* REQUIRED WORK
Whenever the word "Right" turns up in a line of the data below, copy that line.

* DATA TO USE
╔══

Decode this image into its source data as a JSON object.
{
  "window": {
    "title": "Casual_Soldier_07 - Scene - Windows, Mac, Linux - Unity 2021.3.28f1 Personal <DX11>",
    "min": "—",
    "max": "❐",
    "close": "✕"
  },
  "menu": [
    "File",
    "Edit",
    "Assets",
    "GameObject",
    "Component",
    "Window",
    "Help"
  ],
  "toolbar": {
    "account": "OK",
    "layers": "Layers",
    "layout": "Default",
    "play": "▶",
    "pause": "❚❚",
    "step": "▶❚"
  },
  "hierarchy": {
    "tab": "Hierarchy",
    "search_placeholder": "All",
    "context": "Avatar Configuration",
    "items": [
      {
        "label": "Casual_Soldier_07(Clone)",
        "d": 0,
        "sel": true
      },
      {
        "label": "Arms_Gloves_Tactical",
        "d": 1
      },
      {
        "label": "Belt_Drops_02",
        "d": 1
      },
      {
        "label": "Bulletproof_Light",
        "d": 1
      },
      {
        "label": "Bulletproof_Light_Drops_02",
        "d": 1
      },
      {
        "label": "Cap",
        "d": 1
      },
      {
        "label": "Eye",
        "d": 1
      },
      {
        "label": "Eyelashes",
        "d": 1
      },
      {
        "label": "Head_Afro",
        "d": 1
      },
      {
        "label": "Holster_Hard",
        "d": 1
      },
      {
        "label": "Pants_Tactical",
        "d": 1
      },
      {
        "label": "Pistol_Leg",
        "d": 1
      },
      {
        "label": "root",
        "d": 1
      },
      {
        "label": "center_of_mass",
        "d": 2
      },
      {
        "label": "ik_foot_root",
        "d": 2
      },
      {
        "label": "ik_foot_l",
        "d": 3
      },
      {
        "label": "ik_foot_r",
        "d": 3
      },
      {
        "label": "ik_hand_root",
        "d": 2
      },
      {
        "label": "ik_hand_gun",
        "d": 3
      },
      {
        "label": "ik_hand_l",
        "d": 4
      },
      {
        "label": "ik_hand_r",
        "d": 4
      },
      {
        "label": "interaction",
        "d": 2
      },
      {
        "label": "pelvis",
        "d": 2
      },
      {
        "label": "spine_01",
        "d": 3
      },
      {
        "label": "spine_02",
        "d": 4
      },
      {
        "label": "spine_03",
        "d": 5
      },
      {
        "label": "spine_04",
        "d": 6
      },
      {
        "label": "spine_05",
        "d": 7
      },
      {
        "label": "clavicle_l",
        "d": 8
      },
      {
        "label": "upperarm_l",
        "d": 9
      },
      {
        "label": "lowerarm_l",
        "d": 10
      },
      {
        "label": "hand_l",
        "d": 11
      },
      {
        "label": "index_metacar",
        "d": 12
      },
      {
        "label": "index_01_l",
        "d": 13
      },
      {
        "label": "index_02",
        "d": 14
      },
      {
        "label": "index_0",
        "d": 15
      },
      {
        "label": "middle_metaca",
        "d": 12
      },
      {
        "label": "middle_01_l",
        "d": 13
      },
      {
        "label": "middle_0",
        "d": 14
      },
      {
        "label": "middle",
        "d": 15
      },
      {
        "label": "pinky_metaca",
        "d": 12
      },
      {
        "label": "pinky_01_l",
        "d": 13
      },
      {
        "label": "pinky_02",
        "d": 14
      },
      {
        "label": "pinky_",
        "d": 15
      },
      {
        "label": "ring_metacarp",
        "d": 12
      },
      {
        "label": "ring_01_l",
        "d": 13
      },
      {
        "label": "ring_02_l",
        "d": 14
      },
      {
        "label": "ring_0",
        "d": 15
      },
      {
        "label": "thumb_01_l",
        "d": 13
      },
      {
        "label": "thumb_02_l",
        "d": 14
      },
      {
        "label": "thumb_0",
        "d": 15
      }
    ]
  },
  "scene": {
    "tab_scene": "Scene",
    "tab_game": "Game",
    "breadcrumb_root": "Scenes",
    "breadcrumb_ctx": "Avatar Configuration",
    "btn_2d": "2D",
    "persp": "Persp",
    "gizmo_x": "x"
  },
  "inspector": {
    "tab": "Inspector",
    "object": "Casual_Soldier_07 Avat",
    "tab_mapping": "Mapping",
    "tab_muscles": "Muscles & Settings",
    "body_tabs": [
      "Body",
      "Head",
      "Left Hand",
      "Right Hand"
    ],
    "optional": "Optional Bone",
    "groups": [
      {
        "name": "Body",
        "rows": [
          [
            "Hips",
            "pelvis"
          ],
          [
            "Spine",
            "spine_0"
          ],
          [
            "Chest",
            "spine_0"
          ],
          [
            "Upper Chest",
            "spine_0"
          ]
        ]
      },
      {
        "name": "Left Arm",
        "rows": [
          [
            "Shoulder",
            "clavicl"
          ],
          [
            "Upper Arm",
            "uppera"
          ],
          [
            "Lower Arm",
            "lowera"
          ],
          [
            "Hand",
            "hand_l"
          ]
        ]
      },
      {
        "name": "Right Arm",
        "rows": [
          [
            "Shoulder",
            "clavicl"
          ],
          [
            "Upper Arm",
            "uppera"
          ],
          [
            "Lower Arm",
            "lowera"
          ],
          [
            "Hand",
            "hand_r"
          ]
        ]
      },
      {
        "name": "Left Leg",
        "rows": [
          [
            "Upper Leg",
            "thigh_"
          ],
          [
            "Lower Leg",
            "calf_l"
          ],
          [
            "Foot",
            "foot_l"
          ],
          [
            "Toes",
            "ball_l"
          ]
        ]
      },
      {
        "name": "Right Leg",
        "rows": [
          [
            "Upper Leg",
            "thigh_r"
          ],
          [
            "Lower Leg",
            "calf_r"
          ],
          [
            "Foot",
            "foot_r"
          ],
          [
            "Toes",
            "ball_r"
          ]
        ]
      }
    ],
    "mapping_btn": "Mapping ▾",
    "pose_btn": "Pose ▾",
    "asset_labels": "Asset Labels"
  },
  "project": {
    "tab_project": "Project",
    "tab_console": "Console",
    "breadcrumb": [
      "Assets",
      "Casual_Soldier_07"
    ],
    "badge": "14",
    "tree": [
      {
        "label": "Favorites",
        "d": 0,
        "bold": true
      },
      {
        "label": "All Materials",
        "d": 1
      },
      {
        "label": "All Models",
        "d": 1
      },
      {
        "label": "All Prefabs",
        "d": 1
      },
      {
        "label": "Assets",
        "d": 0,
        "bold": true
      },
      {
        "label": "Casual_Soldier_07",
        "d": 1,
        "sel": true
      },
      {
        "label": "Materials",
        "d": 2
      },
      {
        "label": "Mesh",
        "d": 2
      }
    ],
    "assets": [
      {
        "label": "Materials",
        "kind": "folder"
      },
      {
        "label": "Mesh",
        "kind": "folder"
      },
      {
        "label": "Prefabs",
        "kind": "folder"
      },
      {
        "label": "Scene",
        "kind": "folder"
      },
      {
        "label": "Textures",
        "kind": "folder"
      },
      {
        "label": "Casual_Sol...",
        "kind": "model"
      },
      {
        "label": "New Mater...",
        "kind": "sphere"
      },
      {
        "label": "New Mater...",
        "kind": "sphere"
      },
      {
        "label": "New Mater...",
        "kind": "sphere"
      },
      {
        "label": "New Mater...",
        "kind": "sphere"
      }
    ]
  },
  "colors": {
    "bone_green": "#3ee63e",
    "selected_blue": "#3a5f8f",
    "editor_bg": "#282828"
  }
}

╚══
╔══

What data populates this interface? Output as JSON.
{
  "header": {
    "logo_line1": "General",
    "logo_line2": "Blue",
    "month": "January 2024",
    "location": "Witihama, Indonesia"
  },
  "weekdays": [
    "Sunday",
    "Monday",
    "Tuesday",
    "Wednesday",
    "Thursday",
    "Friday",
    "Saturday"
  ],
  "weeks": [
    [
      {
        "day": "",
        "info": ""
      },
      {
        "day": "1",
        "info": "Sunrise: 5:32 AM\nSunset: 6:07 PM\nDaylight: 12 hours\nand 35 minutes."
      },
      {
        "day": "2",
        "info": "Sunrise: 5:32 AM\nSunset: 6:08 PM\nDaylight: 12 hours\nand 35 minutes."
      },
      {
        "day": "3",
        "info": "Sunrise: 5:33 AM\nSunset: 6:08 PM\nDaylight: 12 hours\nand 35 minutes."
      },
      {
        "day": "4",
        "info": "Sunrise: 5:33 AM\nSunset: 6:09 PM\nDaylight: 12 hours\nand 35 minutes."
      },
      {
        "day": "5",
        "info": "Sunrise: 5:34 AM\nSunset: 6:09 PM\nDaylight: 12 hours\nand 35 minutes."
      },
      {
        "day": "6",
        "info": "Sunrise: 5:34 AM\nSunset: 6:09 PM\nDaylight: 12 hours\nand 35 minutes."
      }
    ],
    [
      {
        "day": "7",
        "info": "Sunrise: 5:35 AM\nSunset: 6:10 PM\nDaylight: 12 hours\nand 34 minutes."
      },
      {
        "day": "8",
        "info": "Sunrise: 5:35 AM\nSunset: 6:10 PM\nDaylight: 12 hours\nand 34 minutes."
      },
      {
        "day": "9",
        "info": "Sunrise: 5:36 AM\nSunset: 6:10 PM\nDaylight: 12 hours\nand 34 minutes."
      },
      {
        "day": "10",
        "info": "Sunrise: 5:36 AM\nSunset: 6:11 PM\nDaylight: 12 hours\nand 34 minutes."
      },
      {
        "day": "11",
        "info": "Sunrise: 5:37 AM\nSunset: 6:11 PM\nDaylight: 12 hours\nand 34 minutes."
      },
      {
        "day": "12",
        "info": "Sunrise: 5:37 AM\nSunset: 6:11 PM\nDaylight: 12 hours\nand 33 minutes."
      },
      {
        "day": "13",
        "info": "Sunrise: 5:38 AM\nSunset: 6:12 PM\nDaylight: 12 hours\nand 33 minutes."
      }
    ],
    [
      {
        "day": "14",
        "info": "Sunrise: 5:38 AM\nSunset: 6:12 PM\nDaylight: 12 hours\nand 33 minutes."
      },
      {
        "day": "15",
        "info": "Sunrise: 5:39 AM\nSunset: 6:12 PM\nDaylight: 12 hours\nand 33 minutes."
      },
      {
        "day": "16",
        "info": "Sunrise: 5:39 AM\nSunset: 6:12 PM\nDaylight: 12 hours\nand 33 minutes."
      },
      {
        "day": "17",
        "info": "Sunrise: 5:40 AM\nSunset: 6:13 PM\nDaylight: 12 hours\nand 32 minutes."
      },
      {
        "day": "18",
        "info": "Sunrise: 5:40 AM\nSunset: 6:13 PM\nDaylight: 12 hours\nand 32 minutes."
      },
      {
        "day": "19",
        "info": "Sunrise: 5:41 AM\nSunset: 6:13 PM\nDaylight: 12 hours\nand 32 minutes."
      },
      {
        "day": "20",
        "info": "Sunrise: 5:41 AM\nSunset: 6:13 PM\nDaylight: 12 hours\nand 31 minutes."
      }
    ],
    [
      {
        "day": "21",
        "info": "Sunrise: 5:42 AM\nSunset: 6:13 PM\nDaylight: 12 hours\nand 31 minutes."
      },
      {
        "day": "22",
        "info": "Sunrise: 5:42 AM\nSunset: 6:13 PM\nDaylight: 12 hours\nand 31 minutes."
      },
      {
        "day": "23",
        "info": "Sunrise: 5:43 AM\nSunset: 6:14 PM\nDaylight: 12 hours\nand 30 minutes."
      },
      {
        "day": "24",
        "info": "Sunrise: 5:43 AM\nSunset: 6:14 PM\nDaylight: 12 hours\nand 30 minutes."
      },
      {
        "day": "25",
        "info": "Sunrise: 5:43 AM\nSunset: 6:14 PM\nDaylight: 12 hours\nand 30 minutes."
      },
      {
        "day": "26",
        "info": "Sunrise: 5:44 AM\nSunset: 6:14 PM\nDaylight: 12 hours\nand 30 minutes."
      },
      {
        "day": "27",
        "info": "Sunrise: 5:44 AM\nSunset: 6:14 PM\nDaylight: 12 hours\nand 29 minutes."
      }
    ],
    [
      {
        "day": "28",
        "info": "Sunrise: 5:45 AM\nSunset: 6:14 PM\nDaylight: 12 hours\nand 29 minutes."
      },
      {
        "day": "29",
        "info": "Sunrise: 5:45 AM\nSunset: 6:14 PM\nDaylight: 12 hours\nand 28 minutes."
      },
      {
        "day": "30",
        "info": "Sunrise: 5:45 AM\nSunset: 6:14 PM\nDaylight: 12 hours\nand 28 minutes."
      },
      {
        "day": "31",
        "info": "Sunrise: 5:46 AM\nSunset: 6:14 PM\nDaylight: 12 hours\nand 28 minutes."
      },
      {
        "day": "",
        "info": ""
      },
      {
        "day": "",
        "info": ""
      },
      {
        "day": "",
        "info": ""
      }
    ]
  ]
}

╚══

* EXERCISE OUTPUT
      "Right Hand"
        "name": "Right Arm",
        "name": "Right Leg",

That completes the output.